:: WHAT THIS TASK INVOLVES ::
What you return must be the lines of the data that hold the word "Weight".

Start of EXTRACTED INFORMATION

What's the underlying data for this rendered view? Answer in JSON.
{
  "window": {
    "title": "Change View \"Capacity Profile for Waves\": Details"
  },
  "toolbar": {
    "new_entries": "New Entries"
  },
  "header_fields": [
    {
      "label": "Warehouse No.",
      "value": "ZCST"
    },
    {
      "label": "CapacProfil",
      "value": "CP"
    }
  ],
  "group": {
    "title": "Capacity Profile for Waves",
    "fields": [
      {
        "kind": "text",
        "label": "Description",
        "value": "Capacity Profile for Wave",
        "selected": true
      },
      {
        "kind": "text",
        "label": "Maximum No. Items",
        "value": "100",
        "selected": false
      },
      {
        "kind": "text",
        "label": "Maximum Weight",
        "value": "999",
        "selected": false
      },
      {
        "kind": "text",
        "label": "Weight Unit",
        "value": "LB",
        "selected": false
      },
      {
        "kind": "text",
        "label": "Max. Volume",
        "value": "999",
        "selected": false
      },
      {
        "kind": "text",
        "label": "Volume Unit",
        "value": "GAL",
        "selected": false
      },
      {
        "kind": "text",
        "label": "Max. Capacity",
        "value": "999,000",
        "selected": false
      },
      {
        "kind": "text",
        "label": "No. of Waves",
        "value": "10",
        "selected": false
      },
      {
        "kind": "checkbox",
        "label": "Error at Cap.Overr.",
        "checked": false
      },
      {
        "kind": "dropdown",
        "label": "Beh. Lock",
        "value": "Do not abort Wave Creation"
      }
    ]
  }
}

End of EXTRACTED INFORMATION

:: EXPECTED ANSWER ::
        "label": "Maximum Weight",
        "label": "Weight Unit",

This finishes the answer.